*Prompt*. Figure out how many lines in the records below hold the string "LOCK". That number alone is the answer.

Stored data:
================

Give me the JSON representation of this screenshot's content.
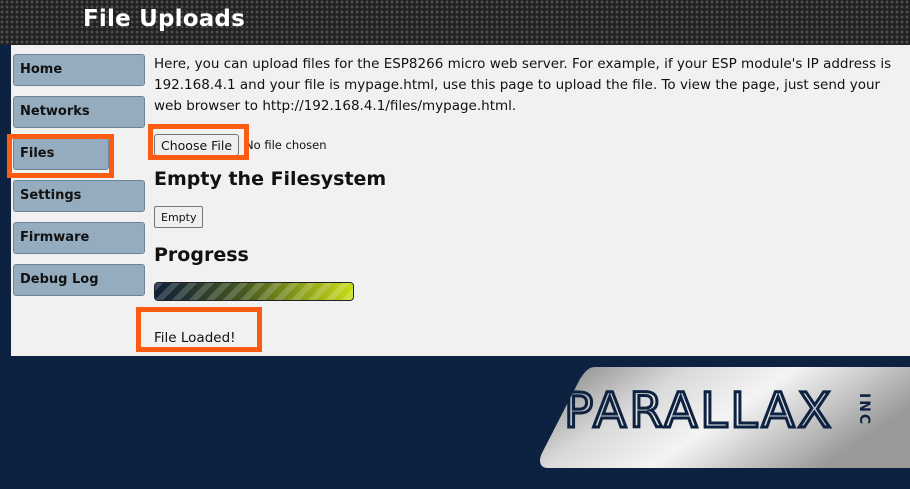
{
  "header": {
    "title": "File Uploads"
  },
  "sidebar": {
    "items": [
      {
        "label": "Home"
      },
      {
        "label": "Networks"
      },
      {
        "label": "Files"
      },
      {
        "label": "Settings"
      },
      {
        "label": "Firmware"
      },
      {
        "label": "Debug Log"
      }
    ],
    "highlighted_item": "Files"
  },
  "content": {
    "intro": "Here, you can upload files for the ESP8266 micro web server. For example, if your ESP module's IP address is 192.168.4.1 and your file is mypage.html, use this page to upload the file. To view the page, just send your web browser to http://192.168.4.1/files/mypage.html.",
    "file_input": {
      "button_label": "Choose File",
      "status_text": "No file chosen"
    },
    "empty_section": {
      "heading": "Empty the Filesystem",
      "button_label": "Empty"
    },
    "progress_section": {
      "heading": "Progress",
      "progress_fraction": 1.0
    },
    "status_message": "File Loaded!"
  },
  "logo": {
    "text": "PARALLAX",
    "suffix": "INC"
  },
  "colors": {
    "background": "#0d2141",
    "panel": "#f1f1f1",
    "nav_button": "#95acbf",
    "highlight": "#fb5c12",
    "progress_start": "#0e1f3a",
    "progress_end": "#c9dd16"
  }
}
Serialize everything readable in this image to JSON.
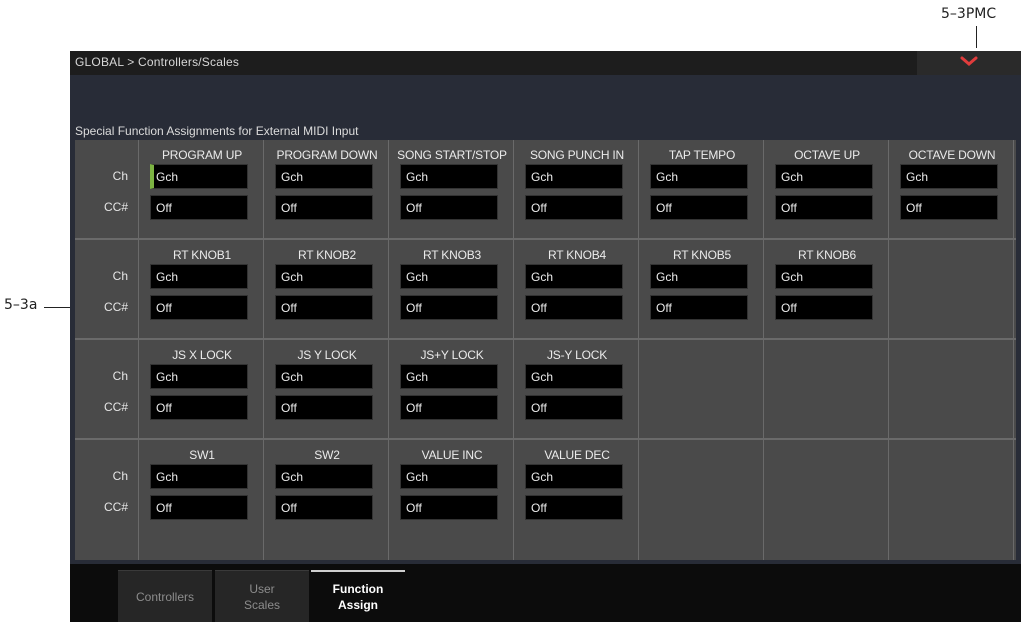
{
  "callouts": {
    "top": "5–3PMC",
    "left": "5–3a"
  },
  "header": {
    "breadcrumb": "GLOBAL > Controllers/Scales",
    "menu_icon": "chevron-down-icon",
    "menu_color": "#e03c3c"
  },
  "section": {
    "title": "Special Function Assignments for External MIDI Input"
  },
  "row_labels": {
    "ch": "Ch",
    "cc": "CC#"
  },
  "groups": [
    {
      "cells": [
        {
          "title": "PROGRAM UP",
          "ch": "Gch",
          "cc": "Off",
          "selected": true
        },
        {
          "title": "PROGRAM DOWN",
          "ch": "Gch",
          "cc": "Off"
        },
        {
          "title": "SONG START/STOP",
          "ch": "Gch",
          "cc": "Off"
        },
        {
          "title": "SONG PUNCH IN",
          "ch": "Gch",
          "cc": "Off"
        },
        {
          "title": "TAP TEMPO",
          "ch": "Gch",
          "cc": "Off"
        },
        {
          "title": "OCTAVE UP",
          "ch": "Gch",
          "cc": "Off"
        },
        {
          "title": "OCTAVE DOWN",
          "ch": "Gch",
          "cc": "Off"
        }
      ]
    },
    {
      "cells": [
        {
          "title": "RT KNOB1",
          "ch": "Gch",
          "cc": "Off"
        },
        {
          "title": "RT KNOB2",
          "ch": "Gch",
          "cc": "Off"
        },
        {
          "title": "RT KNOB3",
          "ch": "Gch",
          "cc": "Off"
        },
        {
          "title": "RT KNOB4",
          "ch": "Gch",
          "cc": "Off"
        },
        {
          "title": "RT KNOB5",
          "ch": "Gch",
          "cc": "Off"
        },
        {
          "title": "RT KNOB6",
          "ch": "Gch",
          "cc": "Off"
        }
      ]
    },
    {
      "cells": [
        {
          "title": "JS X LOCK",
          "ch": "Gch",
          "cc": "Off"
        },
        {
          "title": "JS Y LOCK",
          "ch": "Gch",
          "cc": "Off"
        },
        {
          "title": "JS+Y LOCK",
          "ch": "Gch",
          "cc": "Off"
        },
        {
          "title": "JS-Y LOCK",
          "ch": "Gch",
          "cc": "Off"
        }
      ]
    },
    {
      "cells": [
        {
          "title": "SW1",
          "ch": "Gch",
          "cc": "Off"
        },
        {
          "title": "SW2",
          "ch": "Gch",
          "cc": "Off"
        },
        {
          "title": "VALUE INC",
          "ch": "Gch",
          "cc": "Off"
        },
        {
          "title": "VALUE DEC",
          "ch": "Gch",
          "cc": "Off"
        }
      ]
    }
  ],
  "tabs": [
    {
      "label": "Controllers",
      "active": false
    },
    {
      "label": "User\nScales",
      "active": false
    },
    {
      "label": "Function\nAssign",
      "active": true
    }
  ],
  "colors": {
    "selection_marker": "#7cb342",
    "panel": "#282c37",
    "grid": "#4a4a4a"
  }
}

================

*Finished exercise*. 4